--- START ---

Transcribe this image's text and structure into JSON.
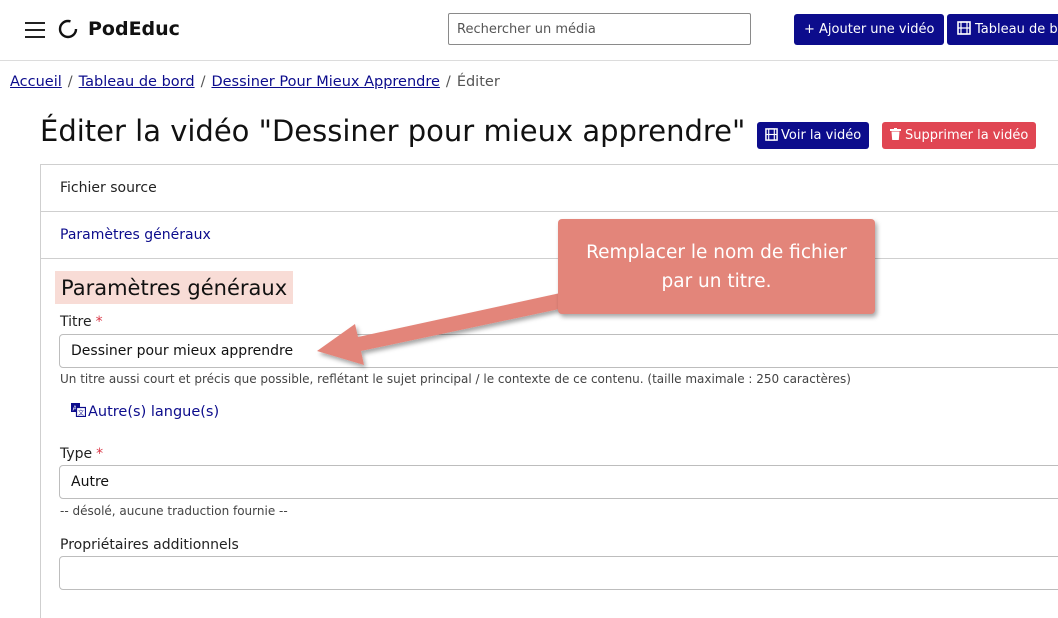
{
  "header": {
    "brand": "PodEduc",
    "search_placeholder": "Rechercher un média",
    "add_video_label": "+ Ajouter une vidéo",
    "dashboard_label": "Tableau de bord"
  },
  "breadcrumb": {
    "items": [
      "Accueil",
      "Tableau de bord",
      "Dessiner Pour Mieux Apprendre"
    ],
    "current": "Éditer"
  },
  "page": {
    "title": "Éditer la vidéo \"Dessiner pour mieux apprendre\"",
    "view_label": "Voir la vidéo",
    "delete_label": "Supprimer la vidéo"
  },
  "panels": {
    "source": "Fichier source",
    "general": "Paramètres généraux"
  },
  "form": {
    "section_title": "Paramètres généraux",
    "title_label": "Titre",
    "required_mark": "*",
    "title_value": "Dessiner pour mieux apprendre",
    "title_help": "Un titre aussi court et précis que possible, reflétant le sujet principal / le contexte de ce contenu. (taille maximale : 250 caractères)",
    "other_languages": "Autre(s) langue(s)",
    "type_label": "Type",
    "type_value": "Autre",
    "type_help": "-- désolé, aucune traduction fournie --",
    "owners_label": "Propriétaires additionnels",
    "owners_value": ""
  },
  "annotation": {
    "line1": "Remplacer le nom de fichier",
    "line2": "par un titre.",
    "color": "#e3857a"
  },
  "colors": {
    "primary": "#0c0c8c",
    "danger": "#e04653",
    "highlight": "#f8dcd6"
  }
}
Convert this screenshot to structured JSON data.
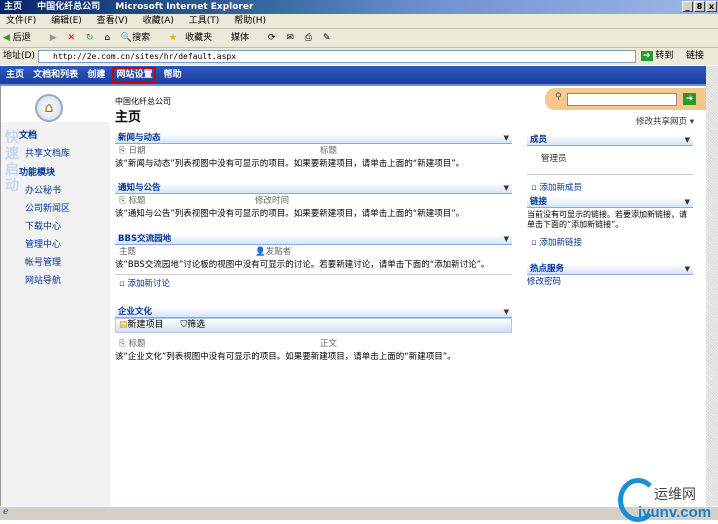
{
  "window": {
    "title": "主页",
    "site": "中国化纤总公司",
    "app": "Microsoft Internet Explorer",
    "buttons": [
      "_",
      "8",
      "x"
    ]
  },
  "menu": [
    "文件(F)",
    "编辑(E)",
    "查看(V)",
    "收藏(A)",
    "工具(T)",
    "帮助(H)"
  ],
  "toolbar": {
    "back": "后退",
    "search": "搜索",
    "favorites": "收藏夹",
    "media": "媒体"
  },
  "address": {
    "label": "地址(D)",
    "url": "http://2e.com.cn/sites/hr/default.aspx",
    "go": "转到",
    "links": "链接"
  },
  "sitenav": {
    "items": [
      "主页",
      "文档和列表",
      "创建",
      "网站设置",
      "帮助"
    ],
    "highlighted": "网站设置"
  },
  "leftnav": {
    "watermark": "快速启动",
    "groups": [
      {
        "title": "文档",
        "items": [
          "共享文档库"
        ]
      },
      {
        "title": "功能模块",
        "items": [
          "办公秘书",
          "公司新闻区",
          "下载中心",
          "管理中心",
          "帐号管理",
          "网站导航"
        ]
      }
    ]
  },
  "page": {
    "breadcrumb": "中国化纤总公司",
    "title": "主页",
    "modify_link": "修改共享网页"
  },
  "news": {
    "title": "新闻与动态",
    "cols": [
      "日期",
      "标题"
    ],
    "empty": "该“新闻与动态”列表视图中没有可显示的项目。如果要新建项目，请单击上面的“新建项目”。"
  },
  "notice": {
    "title": "通知与公告",
    "cols": [
      "标题",
      "修改时间"
    ],
    "empty": "该“通知与公告”列表视图中没有可显示的项目。如果要新建项目，请单击上面的“新建项目”。"
  },
  "bbs": {
    "title": "BBS交流园地",
    "cols": [
      "主题",
      "发贴者"
    ],
    "empty": "该“BBS交流园地”讨论板的视图中没有可显示的讨论。若要新建讨论，请单击下面的“添加新讨论”。",
    "add": "添加新讨论"
  },
  "culture": {
    "title": "企业文化",
    "new": "新建项目",
    "filter": "筛选",
    "cols": [
      "标题",
      "正文"
    ],
    "empty": "该“企业文化”列表视图中没有可显示的项目。如果要新建项目，请单击上面的“新建项目”。"
  },
  "members": {
    "title": "成员",
    "items": [
      "管理员"
    ],
    "add": "添加新成员"
  },
  "links": {
    "title": "链接",
    "empty": "当前没有可显示的链接。若要添加新链接，请单击下面的“添加新链接”。",
    "add": "添加新链接"
  },
  "hot": {
    "title": "热点服务",
    "items": [
      "修改密码"
    ]
  },
  "brand": {
    "name": "运维网",
    "domain": "iyunv.com"
  }
}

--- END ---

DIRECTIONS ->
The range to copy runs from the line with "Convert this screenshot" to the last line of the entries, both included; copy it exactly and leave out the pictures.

WRITTEN SOLUTION ->
Convert this screenshot to structured JSON data.
{
  "window": {
    "title": "主页",
    "site": "中国化纤总公司",
    "app": "Microsoft Internet Explorer",
    "buttons": [
      "_",
      "8",
      "x"
    ]
  },
  "menu": [
    "文件(F)",
    "编辑(E)",
    "查看(V)",
    "收藏(A)",
    "工具(T)",
    "帮助(H)"
  ],
  "toolbar": {
    "back": "后退",
    "search": "搜索",
    "favorites": "收藏夹",
    "media": "媒体"
  },
  "address": {
    "label": "地址(D)",
    "url": "http://2e.com.cn/sites/hr/default.aspx",
    "go": "转到",
    "links": "链接"
  },
  "sitenav": {
    "items": [
      "主页",
      "文档和列表",
      "创建",
      "网站设置",
      "帮助"
    ],
    "highlighted": "网站设置"
  },
  "leftnav": {
    "watermark": "快速启动",
    "groups": [
      {
        "title": "文档",
        "items": [
          "共享文档库"
        ]
      },
      {
        "title": "功能模块",
        "items": [
          "办公秘书",
          "公司新闻区",
          "下载中心",
          "管理中心",
          "帐号管理",
          "网站导航"
        ]
      }
    ]
  },
  "page": {
    "breadcrumb": "中国化纤总公司",
    "title": "主页",
    "modify_link": "修改共享网页"
  },
  "news": {
    "title": "新闻与动态",
    "cols": [
      "日期",
      "标题"
    ],
    "empty": "该“新闻与动态”列表视图中没有可显示的项目。如果要新建项目，请单击上面的“新建项目”。"
  },
  "notice": {
    "title": "通知与公告",
    "cols": [
      "标题",
      "修改时间"
    ],
    "empty": "该“通知与公告”列表视图中没有可显示的项目。如果要新建项目，请单击上面的“新建项目”。"
  },
  "bbs": {
    "title": "BBS交流园地",
    "cols": [
      "主题",
      "发贴者"
    ],
    "empty": "该“BBS交流园地”讨论板的视图中没有可显示的讨论。若要新建讨论，请单击下面的“添加新讨论”。",
    "add": "添加新讨论"
  },
  "culture": {
    "title": "企业文化",
    "new": "新建项目",
    "filter": "筛选",
    "cols": [
      "标题",
      "正文"
    ],
    "empty": "该“企业文化”列表视图中没有可显示的项目。如果要新建项目，请单击上面的“新建项目”。"
  },
  "members": {
    "title": "成员",
    "items": [
      "管理员"
    ],
    "add": "添加新成员"
  },
  "links": {
    "title": "链接",
    "empty": "当前没有可显示的链接。若要添加新链接，请单击下面的“添加新链接”。",
    "add": "添加新链接"
  },
  "hot": {
    "title": "热点服务",
    "items": [
      "修改密码"
    ]
  },
  "brand": {
    "name": "运维网",
    "domain": "iyunv.com"
  }
}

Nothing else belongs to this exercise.